[6] To make the owner responsible as "employer" under section 6304 as construed by the cases the dangerous condition must exist in the place of employment when it is turned over to the contractor. It was on this ground that we held in the recent case of Decker v. S. H. Kress Co., 168 Cal. App. 2d 365, 368 [335 P.2d 952, 337 P.2d 163], that section 6400 of the Labor Code had no application to an obvious danger from an appliance furnished to the employee of an independent contractor by the owner, where the employee had complete [170 Cal. App. 2d 324] control of the appliance and its use and the dangerous condition was not inherent in the appliance itself but only in the manner in which the employee chose to use it with full knowledge of the danger which he was thereby permitting to exist.

[7] We are satisfied that as to unsafe conditions of employment which exist in the place of employment at the time that it is turned over by the owner to an independent contractor the owner is an "employer" within the meaning of Labor Code, section 6304. This being so the owner's duties as "employer" under 6304 were obviously greater than his common-law duties as invitor to an invitee. As "employer" under that section he was obliged under section 6400, Labor Code, to furnish a place of employment which was "safe for the employees therein." This is a statutory duty which cannot be satisfied by mere warning or obviousness, those questions going only to the question of the injured party's contributory negligence. (Atherley v. MacDonald, Young & Nelson, supra, 142 Cal.App.2d p. 587.)

[8] It follows that all of the evidence of the unsafe condition of the roof for a man working thereon at the time it was turned over to the contractor, without regard to its obvious character, was relevant to the question of whether respondents, as "employer" under section 6304, had violated the statutory duty of care; and this as well included the cracked and unsafe condition of the glass in the skylight and whether under the circumstances a railing should have been constructed about it or boards laid across it for the protection of workmen on the roof.

It follows that the expert testimony going to establish the structurally unsafe character of the roof for a man working thereon should not have been excluded. [9-11] In this connection for the guidance of the court on retrial of this action we should point out: 1. that relevant evidence of the general custom and usage of the owners of buildings is admissible not as establishing the measure of due care but as evidence to be considered by the jury on that question (Pauly v. King, 44 Cal. 2d 649, 655 [284 P.2d 487]); 2. that "in this state we have followed the modern tendency and have refused to hold that expert opinion is inadmissible merely because it coincides with an ultimate issue of fact." (People v. Cole, 47 Cal. 2d 99, 105 [301 P.2d 854, 56 A.L.R.2d 1435]); and 3. that "[c]ourts are bound by the statute, not by individual opinions of its interpretation" (Maia v. Security Lumber & Concrete Co., supra, 160 Cal. App. 2d 16, 21). [170 Cal. App. 2d 325]

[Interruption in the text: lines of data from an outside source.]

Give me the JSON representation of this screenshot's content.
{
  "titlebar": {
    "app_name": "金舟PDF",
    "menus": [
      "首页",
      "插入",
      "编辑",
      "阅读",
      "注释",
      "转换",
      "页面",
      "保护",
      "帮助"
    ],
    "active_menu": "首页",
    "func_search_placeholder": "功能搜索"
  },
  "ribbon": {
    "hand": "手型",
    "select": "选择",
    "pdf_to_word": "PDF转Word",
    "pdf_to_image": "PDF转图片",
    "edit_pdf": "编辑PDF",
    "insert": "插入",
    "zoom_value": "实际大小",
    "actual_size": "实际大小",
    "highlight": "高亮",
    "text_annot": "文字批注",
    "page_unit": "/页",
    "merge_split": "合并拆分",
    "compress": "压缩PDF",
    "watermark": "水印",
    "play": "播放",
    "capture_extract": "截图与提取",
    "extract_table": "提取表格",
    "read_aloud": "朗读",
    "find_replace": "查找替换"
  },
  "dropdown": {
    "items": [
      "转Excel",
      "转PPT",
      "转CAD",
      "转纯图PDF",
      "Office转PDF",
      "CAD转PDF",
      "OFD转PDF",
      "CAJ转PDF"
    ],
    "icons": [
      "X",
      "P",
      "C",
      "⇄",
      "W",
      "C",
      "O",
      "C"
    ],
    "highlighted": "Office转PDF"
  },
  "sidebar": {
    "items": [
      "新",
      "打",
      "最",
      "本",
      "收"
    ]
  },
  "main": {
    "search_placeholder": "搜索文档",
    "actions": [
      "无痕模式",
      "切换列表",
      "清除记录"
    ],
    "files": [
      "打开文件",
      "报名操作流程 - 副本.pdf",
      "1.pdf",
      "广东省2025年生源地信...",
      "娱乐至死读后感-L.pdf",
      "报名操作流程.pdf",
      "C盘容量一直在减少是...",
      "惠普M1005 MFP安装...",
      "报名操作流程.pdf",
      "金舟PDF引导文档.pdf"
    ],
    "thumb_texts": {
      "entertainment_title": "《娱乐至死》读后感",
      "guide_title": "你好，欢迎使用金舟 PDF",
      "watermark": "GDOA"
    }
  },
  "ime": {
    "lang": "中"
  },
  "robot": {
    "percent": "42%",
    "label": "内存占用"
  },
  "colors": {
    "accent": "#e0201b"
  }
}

[12, 13] The briefs purport to set out certain sections of the San Francisco Building Code but without transcript references. (See Rules on Appeal, rule 15(a).) This court cannot take judicial notice of municipal ordinances (18 Cal.Jur.2d, Evidence, ยง 28, pp. 451-452) and absent the San Francisco Building Code from the record we cannot consider the questions raised concerning its possible application to this case.

Judgment reversed.

Kaufman, P. J., and Draper, J., concurred.